The Evening Standard writes that US exports of pork fell 20% in the first half of this year after the H1N1 virus outbreak in April led to import restrictions in China and Russia.

US farmers are losing $30 to $35 on every pig they sell this month and may not make money until May, dealers say. Producers have been unprofitable for 20 of the 22 months to July, and more than 5000 of them may have to exit the business. Swine flu will contribute to an 11% drop in global pork trade this year.

Many claim that the barbaric, intensive, industrial farming methods in which over half the world's pig meat is produced could well be responsible for swine flu. Huge industrial farms are perfect breeding grounds for dangerous pathogens and influenza viruses. The risk to human health is so great that the American Health Association called for an end to factory farming in 2003.

The dangers to humans, apart from being the possible cause of the H1N1 virus, from factory farming include the development of antibiotic-resistant bacteria which can infect humans and the fact that 75% of emerging human diseases in recent decades have been of animal origin. Other impacts involve the loss of livelihoods for small-scale farmers, deforestation and biodiversity loss used to grow crops to feed factory farmed animals, pollution caused by animal wastes leaching into the soil and rivers and ammonia damaging air quality and contributing to acid rain.
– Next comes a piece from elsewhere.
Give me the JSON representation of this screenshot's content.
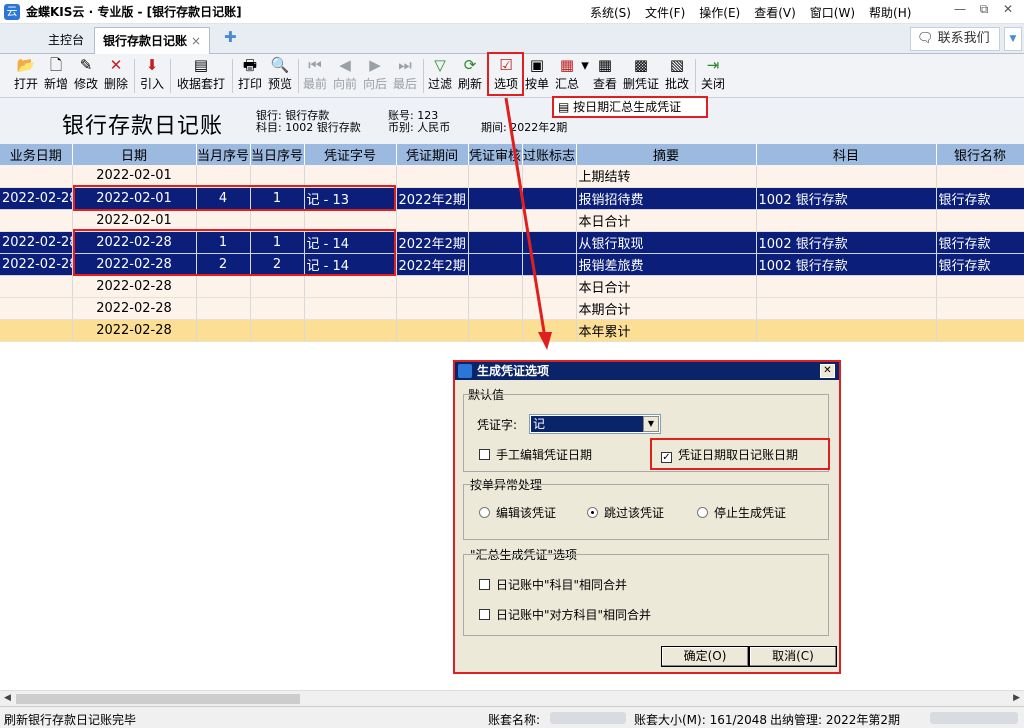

And, of course, the most important fact is that this is an obscene system which, when one considers that half of the food in the West is simply thrown away and that cheap food contributes to obesity, is immoral and an indictment on our present society. Can people really suggest that we can justify keeping pigs like this -

See CIWF Compassion in World Farming.